It is natural that two peoples at war will view the events in different and contradictory ways. But war is generally an exceptional state that lasts only a few years. Before and after the war there is peace, and in a state of peace the normal life and new contacts cause bitter memories to fade and differences between the perceptions to narrow.
In World War II the Germans conquered France and imposed a cruel occupation regime. One need only recall the wholesale slaughter of hostages. But less than ten years later, Frenchmen created the vision of a unified Europe, based on a French-German alliance, and since then the borders have all but disappeared, a common currency has been created and friendship is blossoming. There is hardly any difference of opinion about what happened between the two peoples in the past.
During the same war, the Germans killed a third of the Jewish people with slave labor, starvation, mass execution and the gas chambers. This is a crime without parallel in modern history, as far as its character and methods are concerned. But less than ten years after the crematoria of Auschwitz had cooled, an agreement was already signed between Germany and Israel , which called itself 'the state of the survivors.' Now Germany and Israel try to outdo each other in commemorating the Holocaust.
Nothing like that is happening with the two peoples in this country. The war between them is not an extraordinary state, but has become normality. All the toxins produced by war ' fear, hatred, prejudices ' continue to poison the minds of the new generation, the fifth that has been born into this war, a generation whose entire mental world is shaped by the war.
Thus each of the two peoples lives sealed in its closed bubble, cut off from the other, and, indeed, from the world at large. Inside its bubble, each people cultivates their grievances, the conviction of being the ultimate victim, the memory of the injustices done to them, the anger at the other, cruel, murderous and detestable people. Each side believes that absolute justice is on its side, and hence in the absolute injustice of the other side.
This bubble is a prison, closed and secured by more than walls and barbed wire. Israelis and Palestinians are hostages of their mental worlds. They are unable to see each other, unable to see the world as it is. They see only the mirror, the magic mirror that shows them what they want to see.
For both, the bubble is a vital need. It is a means of self-protection which provides them with mental security, the certainty in the rightness of their cause and a sense of orientation. The world outside is cold and hostile, inside the bubble there is warmth and a sense of belonging.

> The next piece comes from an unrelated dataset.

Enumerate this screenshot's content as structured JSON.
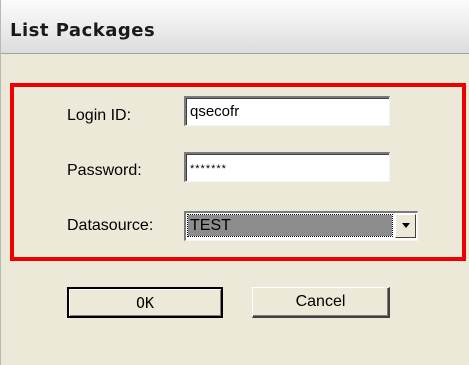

Anyone who tries to break the bubble will be exposed to a wave of hatred and anger that may be lethal.
This does not apply only to what is happening now. It concerns everything that has happened between the two peoples in the last 120 years, since the beginning of the Zionist enterprise in this country. Every event, large or small, without exception, appears in the collective memory of the two peoples in a different and contrary fashion. As a result, everything that is said now, everything that is proposed by one side sounds different, suspicious and menacing to the other. Every negotiation becomes a battle, every summit meeting only increases the mutual hatred.
A vicious circle is operating: Without removing the bubbles, there can be no peace, without peace it is impossible to remove the bubbles.
And a personal note: I became convinced many years ago that this vicious circle not only must, but can be broken. Since then I have been trying to build a joint, common Israeli-Palestinian narrative that incorporates the narratives of both peoples, not by contriving an artificial compromise but by seeking the truth. I have already written books and essays about this. This week a booklet called 'Truth Against Truth' has been published by Gush Shalom. In it we have tried to outline a common narrative of the conflict, taking into account the viewpoints of both sides.
It has become clear to me that without a sincere endeavor by each side to become fully aware of the viewpoint of the other, no effort to achieve real peace between the two peoples will bear fruit.